Lisa Feklistova, Newnham

Degree: PhD
Course: 1830-PD
Supervisor: Dr Rod Mengham
Dissertation Title:

'Going through the Motions' - Portrayals of Mobility in the Modern Short Story

Biographical Information

I read English Literature and Film & Television Studies at Glasgow University, graduating with a first in 2016. I went on to obtain an MSc in Literature and Modernity from Edinburgh University in 2017, graduating with distinction. I subsequently worked for the Berlin-based publisher Inkitt as a scout for literary talent, before commencing my doctoral project at the University of Cambridge in 2018. In 2020, I was one of the convenors of the 20th Century and Contemporary Graduate Seminar series at Cambridge Univesity. I am currently a member of the European Network for Short Fiction Research (ENSFR). 

Research Interests

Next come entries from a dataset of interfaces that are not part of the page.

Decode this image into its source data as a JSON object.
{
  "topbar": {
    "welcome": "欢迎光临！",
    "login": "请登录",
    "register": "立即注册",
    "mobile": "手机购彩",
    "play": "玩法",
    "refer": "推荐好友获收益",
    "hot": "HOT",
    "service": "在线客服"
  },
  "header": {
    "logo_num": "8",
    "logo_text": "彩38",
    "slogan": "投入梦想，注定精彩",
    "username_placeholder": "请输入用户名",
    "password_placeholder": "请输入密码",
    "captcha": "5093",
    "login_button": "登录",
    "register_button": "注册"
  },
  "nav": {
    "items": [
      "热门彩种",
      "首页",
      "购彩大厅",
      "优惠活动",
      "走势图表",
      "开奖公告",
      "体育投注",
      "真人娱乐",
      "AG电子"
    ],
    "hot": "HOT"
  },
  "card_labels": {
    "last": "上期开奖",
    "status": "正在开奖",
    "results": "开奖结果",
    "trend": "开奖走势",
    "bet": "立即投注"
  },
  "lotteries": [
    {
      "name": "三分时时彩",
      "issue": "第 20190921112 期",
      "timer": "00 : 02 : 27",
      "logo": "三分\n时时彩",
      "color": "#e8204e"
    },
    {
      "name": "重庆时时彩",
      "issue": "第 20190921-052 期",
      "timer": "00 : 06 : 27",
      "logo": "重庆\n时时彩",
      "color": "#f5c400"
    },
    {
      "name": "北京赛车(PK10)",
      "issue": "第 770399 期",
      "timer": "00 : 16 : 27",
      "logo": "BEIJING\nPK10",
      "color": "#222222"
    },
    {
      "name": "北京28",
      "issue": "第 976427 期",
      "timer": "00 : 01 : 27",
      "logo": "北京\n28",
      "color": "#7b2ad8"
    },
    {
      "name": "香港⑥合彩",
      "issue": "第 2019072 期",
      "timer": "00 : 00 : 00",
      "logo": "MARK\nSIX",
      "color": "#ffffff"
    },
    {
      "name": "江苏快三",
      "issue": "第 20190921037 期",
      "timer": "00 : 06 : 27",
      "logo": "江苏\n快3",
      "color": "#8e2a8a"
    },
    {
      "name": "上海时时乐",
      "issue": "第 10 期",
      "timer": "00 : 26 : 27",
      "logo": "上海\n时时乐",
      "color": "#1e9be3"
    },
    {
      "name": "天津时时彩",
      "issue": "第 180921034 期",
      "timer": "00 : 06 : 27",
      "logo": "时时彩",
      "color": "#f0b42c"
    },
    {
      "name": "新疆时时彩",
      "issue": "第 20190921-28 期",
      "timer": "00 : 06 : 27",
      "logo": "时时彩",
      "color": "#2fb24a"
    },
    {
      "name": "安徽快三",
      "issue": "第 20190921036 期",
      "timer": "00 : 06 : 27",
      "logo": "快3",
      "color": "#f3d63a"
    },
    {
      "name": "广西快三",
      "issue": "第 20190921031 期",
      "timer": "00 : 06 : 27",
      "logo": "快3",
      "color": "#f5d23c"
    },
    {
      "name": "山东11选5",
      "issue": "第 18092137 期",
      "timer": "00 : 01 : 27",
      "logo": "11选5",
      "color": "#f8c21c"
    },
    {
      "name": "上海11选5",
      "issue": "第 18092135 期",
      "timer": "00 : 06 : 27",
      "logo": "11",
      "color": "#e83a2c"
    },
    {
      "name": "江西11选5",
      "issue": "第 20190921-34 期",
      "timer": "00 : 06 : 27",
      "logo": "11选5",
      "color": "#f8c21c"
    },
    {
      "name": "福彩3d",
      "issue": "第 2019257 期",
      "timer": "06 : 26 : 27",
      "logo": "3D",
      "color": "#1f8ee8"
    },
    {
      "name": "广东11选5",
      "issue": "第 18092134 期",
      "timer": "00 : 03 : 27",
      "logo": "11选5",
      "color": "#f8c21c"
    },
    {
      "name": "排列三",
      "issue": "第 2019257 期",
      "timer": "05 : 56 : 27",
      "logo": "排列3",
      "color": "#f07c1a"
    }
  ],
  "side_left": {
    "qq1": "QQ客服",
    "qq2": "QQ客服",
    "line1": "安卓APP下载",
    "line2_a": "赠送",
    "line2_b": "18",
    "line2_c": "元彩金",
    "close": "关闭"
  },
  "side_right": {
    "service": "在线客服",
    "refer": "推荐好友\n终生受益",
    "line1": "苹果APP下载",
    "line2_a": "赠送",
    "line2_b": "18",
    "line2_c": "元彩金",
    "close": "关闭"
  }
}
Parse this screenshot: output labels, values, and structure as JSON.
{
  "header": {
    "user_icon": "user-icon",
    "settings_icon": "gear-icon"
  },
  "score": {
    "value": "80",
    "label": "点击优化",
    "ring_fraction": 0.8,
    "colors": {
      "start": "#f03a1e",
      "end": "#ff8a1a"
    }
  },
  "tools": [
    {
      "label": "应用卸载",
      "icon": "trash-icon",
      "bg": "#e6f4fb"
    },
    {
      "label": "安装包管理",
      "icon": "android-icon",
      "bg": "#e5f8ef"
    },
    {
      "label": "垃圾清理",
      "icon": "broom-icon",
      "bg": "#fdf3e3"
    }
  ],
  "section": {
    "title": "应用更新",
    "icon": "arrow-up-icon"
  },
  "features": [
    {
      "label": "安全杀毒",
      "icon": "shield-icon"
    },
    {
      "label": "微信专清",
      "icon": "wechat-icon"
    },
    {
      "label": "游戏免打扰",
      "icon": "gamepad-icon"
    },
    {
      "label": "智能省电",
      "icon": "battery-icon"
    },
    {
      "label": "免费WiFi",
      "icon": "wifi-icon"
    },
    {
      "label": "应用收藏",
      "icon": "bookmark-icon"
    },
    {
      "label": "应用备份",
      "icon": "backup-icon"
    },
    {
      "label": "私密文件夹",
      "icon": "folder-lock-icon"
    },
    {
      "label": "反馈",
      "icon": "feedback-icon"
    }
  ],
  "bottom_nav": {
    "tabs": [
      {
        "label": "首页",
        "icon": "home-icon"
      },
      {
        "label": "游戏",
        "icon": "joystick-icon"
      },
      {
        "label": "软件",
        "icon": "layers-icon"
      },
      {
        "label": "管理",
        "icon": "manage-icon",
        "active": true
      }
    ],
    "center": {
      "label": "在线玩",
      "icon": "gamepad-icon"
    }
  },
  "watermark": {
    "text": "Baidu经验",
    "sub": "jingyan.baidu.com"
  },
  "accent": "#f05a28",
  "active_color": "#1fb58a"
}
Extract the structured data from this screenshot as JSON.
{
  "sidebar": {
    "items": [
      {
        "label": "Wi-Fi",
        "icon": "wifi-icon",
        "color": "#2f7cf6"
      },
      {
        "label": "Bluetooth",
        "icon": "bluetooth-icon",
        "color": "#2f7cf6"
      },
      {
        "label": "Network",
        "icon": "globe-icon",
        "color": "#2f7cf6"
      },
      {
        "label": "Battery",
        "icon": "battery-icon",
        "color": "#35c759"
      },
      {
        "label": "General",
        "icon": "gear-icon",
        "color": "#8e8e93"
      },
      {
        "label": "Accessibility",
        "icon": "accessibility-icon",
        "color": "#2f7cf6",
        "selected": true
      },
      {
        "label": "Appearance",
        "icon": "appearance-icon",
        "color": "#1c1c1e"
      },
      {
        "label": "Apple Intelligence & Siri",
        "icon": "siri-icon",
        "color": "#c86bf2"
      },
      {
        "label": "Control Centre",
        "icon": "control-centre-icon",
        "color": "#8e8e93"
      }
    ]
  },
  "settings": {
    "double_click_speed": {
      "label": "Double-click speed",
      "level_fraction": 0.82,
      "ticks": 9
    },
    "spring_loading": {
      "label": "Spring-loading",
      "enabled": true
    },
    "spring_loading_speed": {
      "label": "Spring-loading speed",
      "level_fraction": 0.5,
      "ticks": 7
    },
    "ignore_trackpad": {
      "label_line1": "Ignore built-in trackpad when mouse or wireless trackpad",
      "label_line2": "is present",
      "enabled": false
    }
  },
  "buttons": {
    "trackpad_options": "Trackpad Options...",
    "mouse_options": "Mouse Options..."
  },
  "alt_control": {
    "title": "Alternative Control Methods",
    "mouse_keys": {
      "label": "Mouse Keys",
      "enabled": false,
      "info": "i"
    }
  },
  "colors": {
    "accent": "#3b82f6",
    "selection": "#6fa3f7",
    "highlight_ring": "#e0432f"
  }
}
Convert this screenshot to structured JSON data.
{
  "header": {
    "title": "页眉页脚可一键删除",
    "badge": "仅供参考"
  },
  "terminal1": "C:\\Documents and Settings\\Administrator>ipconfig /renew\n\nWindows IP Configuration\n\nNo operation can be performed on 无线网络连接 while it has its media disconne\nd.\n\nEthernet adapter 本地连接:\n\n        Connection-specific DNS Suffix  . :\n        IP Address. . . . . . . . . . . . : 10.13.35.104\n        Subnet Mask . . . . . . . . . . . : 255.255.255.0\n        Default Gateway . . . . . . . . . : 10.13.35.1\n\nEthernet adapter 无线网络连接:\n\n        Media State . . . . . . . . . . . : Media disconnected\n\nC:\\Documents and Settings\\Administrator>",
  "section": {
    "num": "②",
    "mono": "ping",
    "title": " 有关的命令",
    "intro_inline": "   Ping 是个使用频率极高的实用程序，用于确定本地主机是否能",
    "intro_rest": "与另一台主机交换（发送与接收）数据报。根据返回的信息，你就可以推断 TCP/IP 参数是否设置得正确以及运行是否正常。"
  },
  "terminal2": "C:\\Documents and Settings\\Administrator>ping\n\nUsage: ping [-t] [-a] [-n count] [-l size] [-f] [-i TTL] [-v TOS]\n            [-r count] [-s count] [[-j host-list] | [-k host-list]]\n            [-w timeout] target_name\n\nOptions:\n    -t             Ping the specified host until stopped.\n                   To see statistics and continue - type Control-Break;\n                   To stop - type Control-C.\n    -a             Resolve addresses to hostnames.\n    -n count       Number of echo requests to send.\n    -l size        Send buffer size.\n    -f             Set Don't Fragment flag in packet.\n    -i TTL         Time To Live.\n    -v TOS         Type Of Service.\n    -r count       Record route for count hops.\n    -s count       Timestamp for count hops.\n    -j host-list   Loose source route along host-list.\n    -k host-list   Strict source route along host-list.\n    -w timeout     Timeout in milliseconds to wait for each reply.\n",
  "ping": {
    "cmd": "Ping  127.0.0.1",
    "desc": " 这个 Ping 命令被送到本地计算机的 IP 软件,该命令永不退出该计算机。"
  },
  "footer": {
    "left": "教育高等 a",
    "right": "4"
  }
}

Intuitively, new transportation technologies lessen insularity, facilitate interpersonal connection, and encourage individulal mobility. My doctoral dissertation examines short stories by Thomas Hardy, James Joyce, Jean Rhys, Aldous Huxley and D. H. Lawrence which articulate concerns about precisely the opposite occurring. The short stories of these authors posit that new forms of paralysis, entrapment and disconnection emerged between 1880 and 1930, as a result of railway networks expanding, voyages on cruise-ships becoming increasingly accessible, and motor-cars, omni-busses and bicycles revolutionizing tourism and the commute. 

Further research interests include:

Houses of fiction; Gothic and horror fiction; cities of literature and film; literature and visual culture; Expressionism; psychogeography; fin de siècle literature and culture; writing by 'New Women'; modernist prose (especially short prose); writing of the First World War and the Interwar period; folk tales and ballads; short story theory; novellas. 

Favourite authors include Edgar Allan Poe, Thomas Hardy, Joseph Conrad, Jean Rhys, Daphne du Maurier, Franz Kafka, Hermann Hesse, Aldous Huxley, Vladimir Nabokov, Sylvia Plath, Shirley Jackson, Stephen King, Julian Barnes. 

Areas of Supervision

I have taught classes on 'Bad Books - Can Literature be Immoral?' for the Sutton Trust, and have supervised undergraduate dissertations on Jean Rhys, Patrick Hamilton, Katherine Mansfield and H. G. Wells. 

I have furthermore taught classes for practical criticism, Paper 7A, and the Visual Culture Paper. 

Selected Publications

Peer-Reviewed Journal Articles:

'The Singular Effect of Brevity - Why Katherine Mansfield's "The Fly" Could Not Have Been a Novel.' Short Fiction in Theory and Practice, vol. 10, no. 2, October 2020, pp. 149-159.

'Joseph Conrad and the Concept-City - Reconstructing London in The Secret Agent.' The Conradian, vol. 44, no. 2, Autumn 2019, pp. 1-18.


I appeared on Episode 18 of the Modernist Podcast to talk about Jean Rhys' short stories:

Short Fiction:

'Phenomenology.' Black Middens - New Writing Scotland 31, edited by Carl MacDougall and Zoë Strachan, Association for Scottish Literary Studies, 2013.